DAWN: 13:58

The second ground rule is, workflow has to be pretty. When you look at the mess on the screen, the first reaction is, must be wrong. [laughter] So they have to be neat and pretty so that it's easy for people to read. Because I find that our subconscious mind is very powerful. When you look at something for the first two seconds, actually, we get 80% of what it's about. So make sure it's neat, and make sure that it's easy to understand. Small things like don't make the Y cross each other too often, for example. These are small rules, and they're more aesthetics. But it has a bigger impact than pure aesthetics. It enables readability.

DAWN: 14:35

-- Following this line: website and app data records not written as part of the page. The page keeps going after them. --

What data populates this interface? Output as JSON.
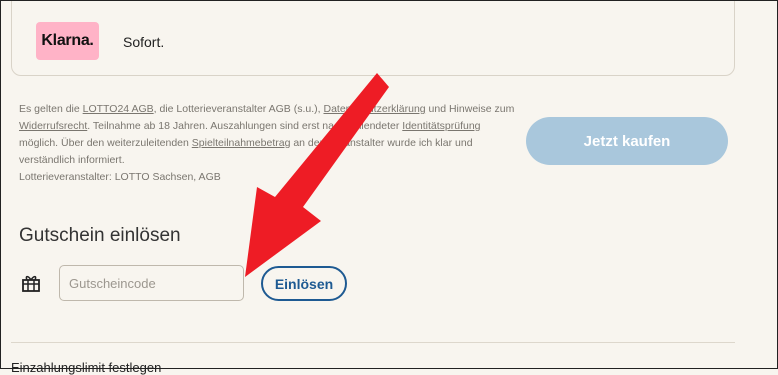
{
  "payment": {
    "logo_text": "Klarna.",
    "method_label": "Sofort."
  },
  "legal": {
    "p1": "Es gelten die ",
    "link_agb": "LOTTO24 AGB",
    "p2": ", die Lotterieveranstalter AGB (s.u.), ",
    "link_privacy": "Datenschutzerklärung",
    "p3": " und Hinweise zum ",
    "link_withdrawal": "Widerrufsrecht",
    "p4": ". Teilnahme ab 18 Jahren. Auszahlungen sind erst nach vollendeter ",
    "link_identity": "Identitätsprüfung",
    "p5": " möglich. Über den weiterzuleitenden ",
    "link_stake": "Spielteilnahmebetrag",
    "p6": " an den Veranstalter wurde ich klar und verständlich informiert.",
    "p7": "Lotterieveranstalter: LOTTO Sachsen, AGB"
  },
  "buy_button": "Jetzt kaufen",
  "voucher": {
    "title": "Gutschein einlösen",
    "placeholder": "Gutscheincode",
    "redeem_label": "Einlösen"
  },
  "bottom_text": "Einzahlungslimit festlegen",
  "colors": {
    "background": "#f8f5ef",
    "buy_button": "#a9c7dc",
    "redeem_border": "#1e5a92",
    "klarna_pink": "#ffb3c7",
    "arrow": "#ee1c25"
  }
}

The third ground rule, as Joella alluded to before, is making sure that the person in the team has confidence that you've done the right thing, by showing that you have checks. So in our team, we build three levels of checks. The first check is, make sure your output makes sense. If your output doesn't make sense, forget about it. I don't care how confident you are through the process. If the output doesn't make sense, then it's wrong, right. So it's the output check. The second check is, internally, at each of the steps, especially where we have major transformation, we need to put in some check to make sure that numbers still tie your-- like when 100 plus 200, it doesn't become 5,000, for example. Especially when you do merging of files and the instances. So there's the logic checks that we have along the way. And the third check is, I mentioned output before. So there is a blend between logic and output, meaning that we have intermediate results. Make sure that intermediate results are consistent across. Because sometimes we may not be correct 100%, but we can create lending space and say, "Okay. I'm not confident with my 100%, but I'm confident after 25 [inaudible] and I'll fix the remaining part." In this way, it takes the fatigue out of the thinking as well. Because after awhile, you go crazy, right? At least you know where you are and set up milestones, so that we know where we stop and where we start.

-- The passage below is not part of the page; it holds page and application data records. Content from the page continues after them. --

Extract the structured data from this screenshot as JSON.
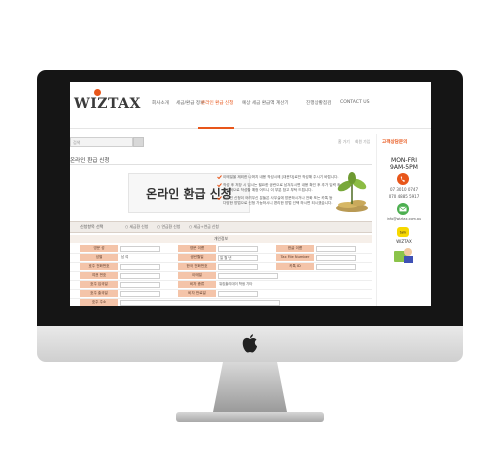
{
  "brand": {
    "logo_text": "WIZTAX",
    "accent": "#e8561a"
  },
  "nav": {
    "items": [
      {
        "label": "회사소개"
      },
      {
        "label": "세금/환급 정보"
      },
      {
        "label": "온라인 환급 신청"
      },
      {
        "label": "예상 세금 환급액 계산기"
      },
      {
        "label": "진행상황점검"
      },
      {
        "label": "CONTACT US"
      }
    ],
    "active_index": 2
  },
  "search": {
    "placeholder": "검색"
  },
  "breadcrumb": {
    "home": "홈 가기",
    "current": "회원 가입"
  },
  "page": {
    "title": "온라인 환급 신청",
    "hero_title": "온라인 환급 신청"
  },
  "notes": [
    "이메일을 제외한 나머지 내용 작성시에 [대문자]로만 작성해 주시기 바랍니다.",
    "작성 후 저장 시 입시는 필요한 공란으로 남겨두시면 내용 확인 후 추가 입력 후",
    "개별적으로 작성할 예정 어드니 이 부분 참고 부탁 드립니다.",
    "온라인 신청이 어려우신 분들은 사무실에 방문하시거나 전화 또는 카톡 등",
    "다양한 방법으로 신청 가능하시니 편리한 방법 선택 하시면 되시겠습니다."
  ],
  "form": {
    "select_label": "신청항목 선택",
    "options": [
      "세금환 신청",
      "연금환 신청",
      "세금+연금 신청"
    ],
    "section_title": "개인정보",
    "rows": [
      [
        {
          "label": "영문 성",
          "value": ""
        },
        {
          "label": "영문 이름",
          "value": ""
        },
        {
          "label": "한글 이름",
          "value": ""
        }
      ],
      [
        {
          "label": "성별",
          "value": "남 여"
        },
        {
          "label": "생년월일",
          "value": "일  월  년"
        },
        {
          "label": "Tax File Number",
          "value": ""
        }
      ],
      [
        {
          "label": "호주 전화번호",
          "value": ""
        },
        {
          "label": "한국 전화번호",
          "value": ""
        },
        {
          "label": "카톡 ID",
          "value": ""
        }
      ],
      [
        {
          "label": "여권 번호",
          "value": ""
        },
        {
          "label": "이메일",
          "value": ""
        }
      ],
      [
        {
          "label": "호주 입국일",
          "value": ""
        },
        {
          "label": "비자 종류",
          "value": "워킹홀리데이 학생 기타"
        }
      ],
      [
        {
          "label": "호주 출국일",
          "value": ""
        },
        {
          "label": "비자 만료일",
          "value": ""
        }
      ],
      [
        {
          "label": "호주 주소",
          "value": ""
        }
      ]
    ]
  },
  "sidebar": {
    "title": "고객상담문의",
    "hours_days": "MON-FRI",
    "hours_time": "9AM-5PM",
    "phone1": "07 3010 0747",
    "phone2": "070 4885 5917",
    "email": "info@wiztax.com.au",
    "kakao_id": "WIZTAX"
  }
}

DAWN: 16:02

It's not just about communicating with the team members, but also-- maybe I wake up the next day, and I forgot what I did the day before. [laughter] It helps us to have some lending point as well, especially when the work is [inaudible] and it requires multi-day efforts.

JOELLA: 16:19

Something [inaudible] specific parts of your workflow and separate sections. And that would help the reader of your workflow know the thought process. And I also think Dawn's workflow always has these boxes on what does part of the workflow mean, which is really helpful if you want to understand what she's thinking and how she organizes it. Which is a good practice that you can learn from.

MADDIE: 16:49

Yeah. Absolutely. Thank you both so much for sharing those tips. I think, yeah, the details are so important. And I'm sure our audience can relate. And if they're struggling with organization or communicating with their team when it comes to their workflows, hopefully these tips will help them. So thank you both so much for joining me. This has been such a wonderful conversation, and I'm so glad that we were able to make it happen. [music]

JOELLA: 17:13

Thank you.

DAWN: 17:14

Thank you for inviting us.

MADDIE: 17:16

Thanks for listening. Join us at community.alteryx.com/podcast, where you can find links and resources, including links to our user groups. Dawn and Joella are part of the Singapore user group, and we encourage you to join in on the fun and learn more from Alteryx users like them. Catch you next time. [music]

 


This episode of Alter Everything was produced by Maddie Johannsen (@MaddieJ).
Special thanks to @andyuttley for the theme music track, and @TaraM for our album artwork.